This issue of little intrinsic payoff is compounded by an issue diminishing extrinsic rewards. Near the end of the game you will find yourself gaining more for completing quests that aren’t required than those that do. Also since the end game is mostly filled with you spending your money and resources on healing your team you find even less reason to complete combat based quest lines.
Along the way in your journey you’ll get any number of companions who are useful for combat. These companions range from a witch doctor to a wrestler, each of who you usually get by helping them in whatever situation they might be in. One added point of challenge is that if a companion dies they cannot be revived so if you like companions you may want to do your best to take care of them.
Another feature to note of in the game is the fact the world is procedurally generated so no two play-throughs will be alike. Since the world is just a series of islands and boats it’s unlikely you will care to notice that detail. However, with that it should be noted the games art style is one of its strong suits.
The style of art in the game is very original. All characters are cartoonish and feel very fitting for the world. Heroes have this sort of stereotypical look to them; I mean this in the sense that whatever you imagine each class to look like they do. The characters are generally defined by their small bodies and abnormally large heads, this adds to some of the game’s own outlandish humor. Things like fighting sharks that walk on two legs and enemies exploding into giant white poofs are all small details that make the experience a little more entertaining.
The game also makes good work on defining each race with a specific look: Elves are ghastly and almost appear translucent; dwarves have scrunched pug-like faces and are covered in scars and tattoos. These little details certainly help the game and all of their characters feel original and creative.
The art also makes up for the bland sound design. Other than the game’s opening narration there is no voice acting to speak of which is rather disappointing as it would have been nice to hear some characters actually have a voice. Now this can be overlooked as many games have skipped the use of voice acting, especially indie games. But the soundtrack is bland and uninspired; sound effects are boring and hollow. The sound of a sword supposedly cutting through the air sounds more akin to someone blowing on a microphone creating a swooshing noise. The sounds just became so uninteresting I found myself blocking them out subconsciously because I had no wish to hear them.
I am now going to write about the other big part of Overfall, which is its encounter creator. The game allows you, and encourages you, to create your own series of encounters and stories. The creator in the game is simple and straight forward which is actually quite good in this case. It is not hard at all to create a piece and publish it. You are able to make levels as long and as varied as you like. This sort of simple creativity is nice as you’re able to make up for the game’s somewhat flat and uninspired story. However, I will note that the more you add into the branching encounter creator the more it seems to lag, so unless you don’t mind moving at the speed of a VIC-20 computer you’ll probably want to keep your encounters short and sweet.

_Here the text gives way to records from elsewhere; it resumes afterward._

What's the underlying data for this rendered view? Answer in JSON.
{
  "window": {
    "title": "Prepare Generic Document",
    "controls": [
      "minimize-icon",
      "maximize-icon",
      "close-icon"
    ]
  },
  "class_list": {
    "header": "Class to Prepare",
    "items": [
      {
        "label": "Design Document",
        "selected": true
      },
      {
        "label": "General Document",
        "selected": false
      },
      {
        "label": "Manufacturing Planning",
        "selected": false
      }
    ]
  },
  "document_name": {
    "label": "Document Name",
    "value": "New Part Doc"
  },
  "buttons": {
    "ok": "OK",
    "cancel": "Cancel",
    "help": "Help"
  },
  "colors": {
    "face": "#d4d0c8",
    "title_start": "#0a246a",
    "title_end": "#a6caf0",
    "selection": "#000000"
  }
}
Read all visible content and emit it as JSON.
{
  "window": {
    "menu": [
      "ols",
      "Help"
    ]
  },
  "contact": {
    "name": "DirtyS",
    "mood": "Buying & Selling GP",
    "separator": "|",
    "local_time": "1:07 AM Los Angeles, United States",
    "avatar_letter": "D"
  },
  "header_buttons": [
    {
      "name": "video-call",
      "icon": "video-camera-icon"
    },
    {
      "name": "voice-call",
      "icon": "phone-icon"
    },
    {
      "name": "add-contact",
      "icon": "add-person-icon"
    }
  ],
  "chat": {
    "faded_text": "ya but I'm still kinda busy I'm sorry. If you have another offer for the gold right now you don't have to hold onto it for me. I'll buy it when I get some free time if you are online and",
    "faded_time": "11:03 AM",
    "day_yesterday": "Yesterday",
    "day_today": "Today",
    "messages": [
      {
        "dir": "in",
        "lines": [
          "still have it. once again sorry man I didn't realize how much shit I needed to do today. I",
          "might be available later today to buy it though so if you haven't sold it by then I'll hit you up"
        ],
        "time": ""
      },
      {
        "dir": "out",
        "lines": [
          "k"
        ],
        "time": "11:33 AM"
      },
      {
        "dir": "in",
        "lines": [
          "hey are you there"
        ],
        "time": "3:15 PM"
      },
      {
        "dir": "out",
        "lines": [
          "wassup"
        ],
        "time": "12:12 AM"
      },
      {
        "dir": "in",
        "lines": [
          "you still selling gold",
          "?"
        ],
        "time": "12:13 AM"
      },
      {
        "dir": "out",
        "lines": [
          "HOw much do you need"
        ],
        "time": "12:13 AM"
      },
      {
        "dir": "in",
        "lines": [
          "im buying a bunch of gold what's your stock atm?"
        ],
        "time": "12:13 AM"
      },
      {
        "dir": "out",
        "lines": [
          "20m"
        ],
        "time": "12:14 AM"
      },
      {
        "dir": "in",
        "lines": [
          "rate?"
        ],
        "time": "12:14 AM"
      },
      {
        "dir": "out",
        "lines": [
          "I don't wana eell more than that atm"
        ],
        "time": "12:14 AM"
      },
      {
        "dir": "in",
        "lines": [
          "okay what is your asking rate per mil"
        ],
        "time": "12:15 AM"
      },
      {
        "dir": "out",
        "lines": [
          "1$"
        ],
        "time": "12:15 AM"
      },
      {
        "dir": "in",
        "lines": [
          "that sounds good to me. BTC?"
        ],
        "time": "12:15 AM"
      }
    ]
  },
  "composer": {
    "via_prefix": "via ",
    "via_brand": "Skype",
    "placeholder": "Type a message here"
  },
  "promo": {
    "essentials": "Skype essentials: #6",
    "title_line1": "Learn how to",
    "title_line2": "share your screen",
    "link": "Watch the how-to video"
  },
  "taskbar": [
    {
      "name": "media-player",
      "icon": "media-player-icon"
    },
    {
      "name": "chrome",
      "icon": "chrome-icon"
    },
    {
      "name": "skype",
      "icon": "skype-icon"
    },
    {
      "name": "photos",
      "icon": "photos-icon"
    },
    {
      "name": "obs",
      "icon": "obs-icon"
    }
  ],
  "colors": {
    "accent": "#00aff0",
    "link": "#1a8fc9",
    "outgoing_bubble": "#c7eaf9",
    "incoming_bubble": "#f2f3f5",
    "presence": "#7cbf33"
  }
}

At the end of the day Overfall is an adventure RPG that has potential that shows throughout the game, but it’s vague and unrewarding gameplay experience make it hard to recommend as a game to buy unless you’re willing to try your hand at a game that is more interesting in theory than in practice.